    And I would ask: when the competitiveness of the Single Market is so important, why is there an environment council, a transport council, an education council but not a single market council?

    And here we have a Tory Prime Minister actually sounding like…a Tory! Who would have thunk it?

    Thatcher or Reagan he’s not, but this is bold stuff given the Eurocentric tenor of post-Thatcher UK governments.

    Oh: He also wants a referendum on EU membership by 2017.

    Reactions from the Eurocratic elite has been predictable: How dare Cameron slander our magnificently robed Emperor?
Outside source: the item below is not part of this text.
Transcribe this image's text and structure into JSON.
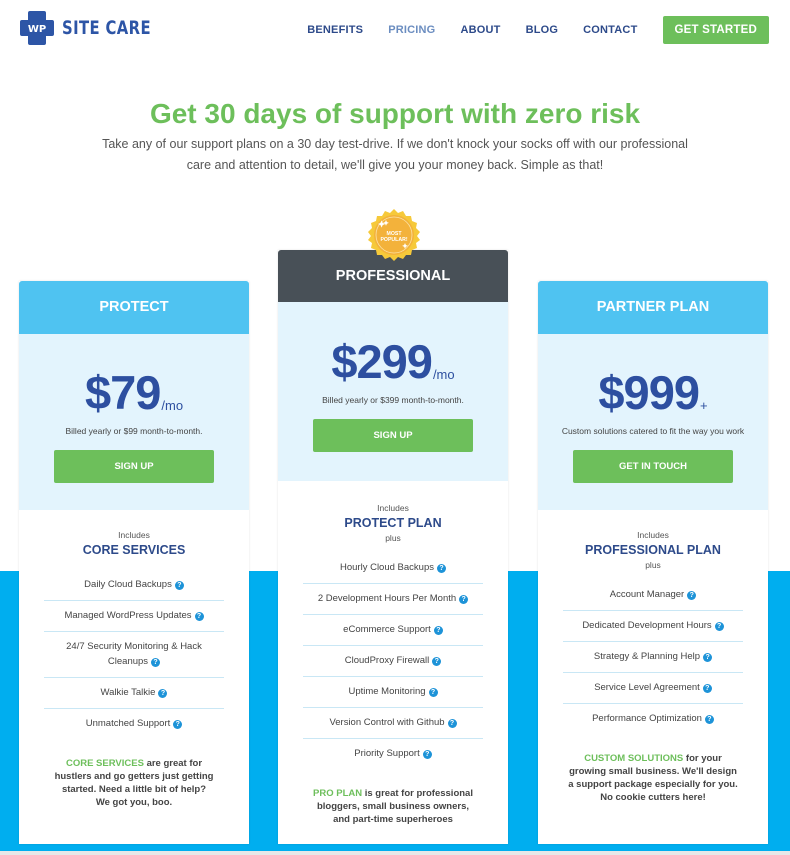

And naturally all of them focus on the referendum than his substantive critique of the increasing collectivist, bureaucratic and unsustainable EU.

    Good show, Cameron old boy, good show. (Golf clap)

    Greece Opts To Continue to Euro Shell Game

    Sunday, June 17th, 2012

    Feeling less suicidal than usual, Greek voters have opted for the conservative (for Greece) New Democracy party in parliamentary elections, beating out the radical-left Syriza, which insisted Europe keep shoveling money into the black hole that is the Greek budget, but rejected even the fake austerity the Eurocrats demanded. New Democracy leader Antonis Samaras has his work cut out for him, convincing the Eurocrats that yes, this time, they really are implementing austerity. This time for sure!

    Look for this to help forestall the inevitable “grexit” for, oh, maybe three months. Which is when I bet Greece will find out it can’t pay it’s bills again after the latest infusion of cash, the money Europe kicked in will have strangely disappeared without seeming to have been spent on any fundamental government services, and insiders will have managed to transfer another few months of funds into their out-of-country banks accounts in advance of the next crisis…